- Therapy. I am going to say it despite the fact that I know it’s a cliché: we are living in an age in which the pace of life cannot be matched by our inner clocks, and there are so many stimulants inside our big cities, our big plazas, our shopping malls, and on our social media accounts that we are losing track of our own selves and our own feelings. Sometimes, we are stressed, but due to that pace and the abundance of stimulants, we cannot allow or admit to that fact. That’s probably why our brains deem it feasible to send us jolts: for us to reclaim our feelings and selves. Then, making time for therapy might pay dividends.
Are Sleep Paralysis and Lucid Dreams or Nightmares Hypnagogic Experiences?
This question is understandable on many levels since they have a lot in common: all of them can be quite scary, you are or you think you are conscious of all of them, and after an experience with any one of them, you might suspect that there is something wrong with you. However, neither sleep paralysis, nor lucid dreams and nightmares are hypnagogic experiences.
Now let’s see what might be mistaken for a hypnagogic experience but actually has another name and definition:
Sleep paralysis: Sleep paralysis is mostly an auditory experience. You cannot move or open your eyes, yet you hear and feel the presence of something or somebody, scratching, crawling, or breathing, and coming near you in subdued footsteps as though trying to induce extreme fear. It happens when your body is asleep but your mind is in between sleep and wakefulness. In that sense, it’s more of a hypnopompic experience converging on a nightmare, but the experts label it under parasomnia along with sleepwalking.
Lucid dreams and nightmares: Lucid dreams and nightmares are not really only auditory experiences as they mostly have a more picturesque quality than the latest Marvel sensations, but the similarity is there. You think that you are conscious and everything in the dream is so intense and has such a lifelike quality that you end up thinking you opened up the gates to an alternate realm. However, those dreams and nightmares happen only when you are fully asleep and in the cycle of rapid eye movement (REM stage).
- Bless, J. J., Hugdahl, K., Kråkvik, B., et al., (2021). In the twilight zone: An epidemiological study of sleep-related hallucinations. Comprehensive Psychiatry, 108:152247. https://www.researchgate.net/publication/351679731_In_the_twilight_zone_An_epidemiological_study_of_sleep-related_hallucinations
- McCarty, D. E., & Chesson Jr, A. L. (2009, February 15). A case of sleep paralysis with hypnopompic hallucinations. Journal of Clinical Sleep Medicine, 5(1):83-84. https://jcsm.aasm.org/doi/full/10.5664/jcsm.27398

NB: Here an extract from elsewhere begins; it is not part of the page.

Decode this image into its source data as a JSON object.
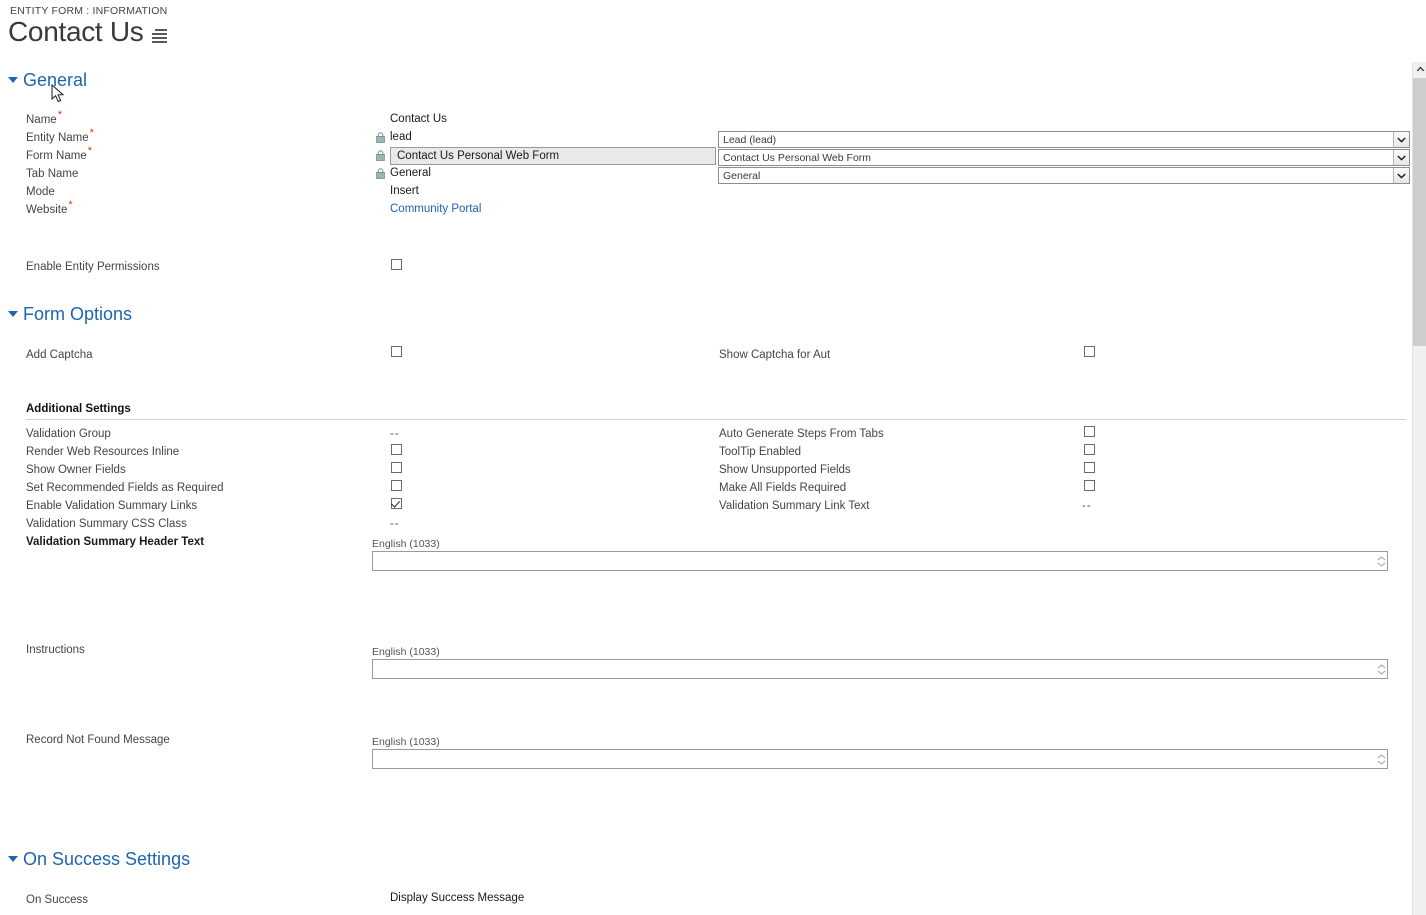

- Waters, F., Chiu, V., Atkinson, A., & Blom, J. D. (2018). Severe sleep deprivation causes hallucinations and a gradual progression toward psychosis with increasing time awake. Frontiers in psychiatry, 9:303. https://pubmed.ncbi.nlm.nih.gov/30042701/
- Choong, C., Hunter, M. D., & Woodruff, P. W. R. (2007, July 3). Auditory hallucinations in those populations that do not suffer from schizophrenia. Current Psychiatry Reports, 9(3):206-212. https://link.springer.com/article/10.1007/s11920-007-0020-z
- Ohayon, M. M. (2000, December 27). Prevalence of hallucinations and their pathological associations in the general population. Psychiatry research, 97(2-3):153-164. https://www.sciencedirect.com/science/article/abs/pii/S0165178100002274
- Yu, M., Du, Y., Liu, K., et al., (2021, August 1). Sleep duration and auditory hallucinations: Genetic correlation and two-sample Mendelian randomization study. Journal of Affective Disorders, 291:409-414. https://www.sciencedirect.com/science/article/abs/pii/S0165032721003700